The sweet scent of estrogen and creativity will continue to permeate West Philly on Saturday as Vitamin D Productions once again hosts its free all-ages, all-female arts festival showcasing an eclectic group of artists. Using her signature fusion of movement and sound, local physical theater artist, Mira Treatman will be presenting a humorous yet thought-provoking performance piece while the art/music duo, Blown Away will be combining melodic harmonies and projected drawings to create an aural-visual spectacle. Covering the musical portion of evening are New York pop/rock/soul songstress, Lachi; Brooklyn-based poet/rapper, Sam LaRoche and West Philly’s experimental teenage twosome, The Barking Spiders. As always, there will be a deeper message at the core of the event, with this year’s speakers and performers tackling issues relating to abuse and bullying. (Sat/9, 7pm. Free. The Rotunda, 4014 Walnut St.)

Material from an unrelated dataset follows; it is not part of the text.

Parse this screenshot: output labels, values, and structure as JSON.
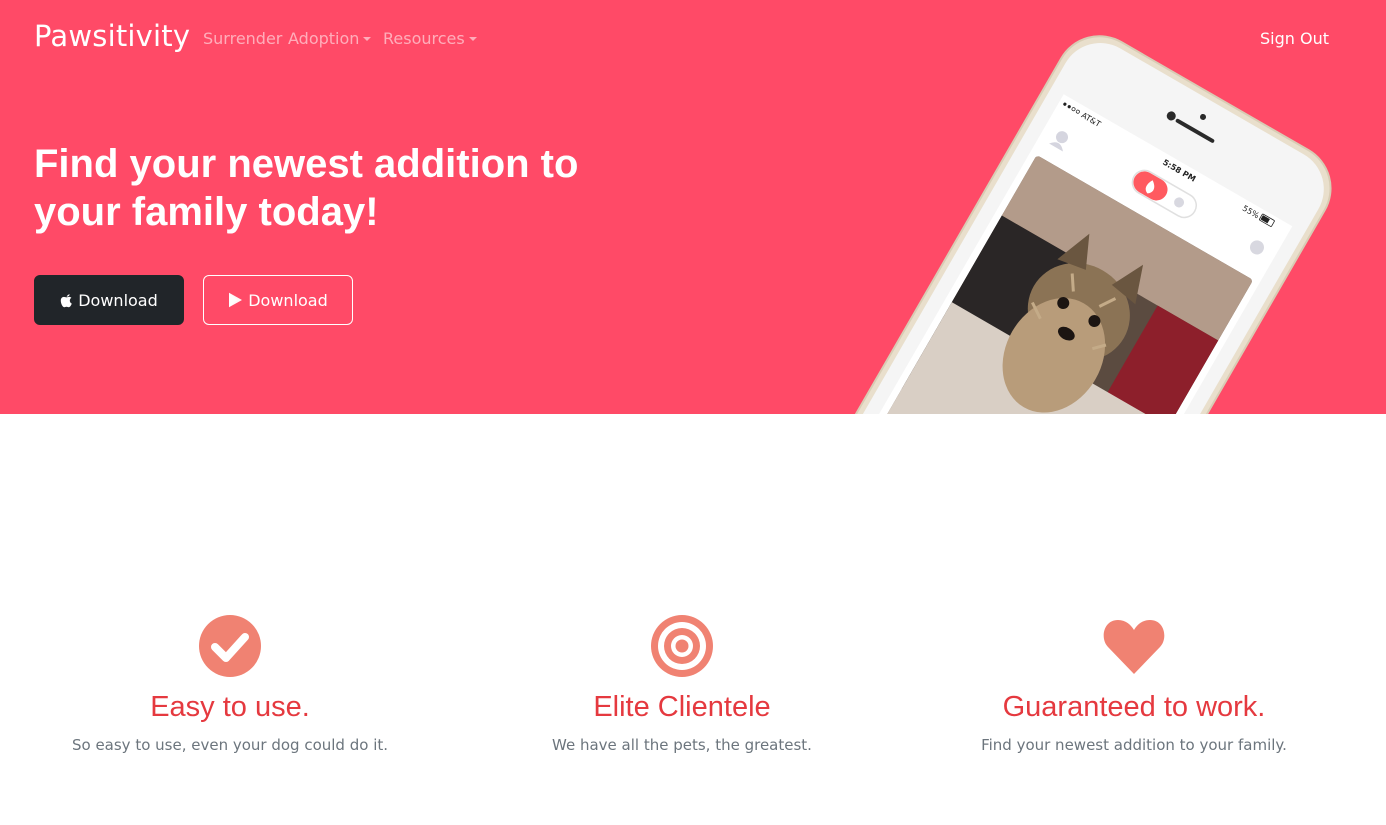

Though Philly’s hugely popular storytelling competition always seems to a pretty interesting theme each month, this one might be the best yet. Host Katonya Mosely will open the mic to ladies who’ve got something to say and demand to be heard, regaling the audience with real-life tales of female empowerment. If you yourself have an experience you want to share, feel free to throw your name in the hat. Otherwise, just sit back and let some fascinating women entertain you. (Mon/11, 8:30pm. $8-$10. World Café Live, 3025 Walnut St.)
Although typically the best place to learn about a bunch of old affluent white men, this month, the Center is carving out a space for the women who have helped shaped this great nation yet rarely get the credit they deserve in history books. Programming for the exhibit includes a 20-minute interactive show focusing on remarkable women that have called this city home and some of Philly’s “famous female firsts.” Guests can also learn some pretty interesting facts about America’s First Ladies and the role that women played in the Prohibition era. (Daily through March 30. $13-$14. National Constitution Center, 525 Arch St.)
Before there was Beirut, capitalizing on the trendiness of world sounds in indie rock, Devotchka was paving the way with their bizarro spaghetti western-influenced bleeding heart folk. Though they’ve been putting out records since 2000, it was in 2006 that they really started to get the exposure and love they deserve.
On Morning Becomes Eclectic, the famed KCRW radio show, Jonathan Dayton and Valerie Faris heard a Devotchka tune and contacted the Denver band to provide the soundtrack for their film Little Miss Sunshine. The film, obviously, went on to great critical success and the soundtrack garnered a Grammy nomination.
However, their stellar EP from 2006, Curse Your Little Heart, and the follow-up to the success of the soundtrack, 2008’s A Mad & Faithful Telling, were records that cemented my love for this totally unique sound. They use all kinds of weird stuff: theremin, accordian, organ, sousaphone, bouzouki, trumpt and melodica.
There’s something about them that feels like the circus. They’d fit right in underneath the big top alongside sword-throwers, fire breathers and stilt-walkers. It’s just a little freaky (in a good way).
Tickets are $24 in advance and $26 at the door and Pearl & The Beard open. Doors are at 7pm and show starts at 8pm.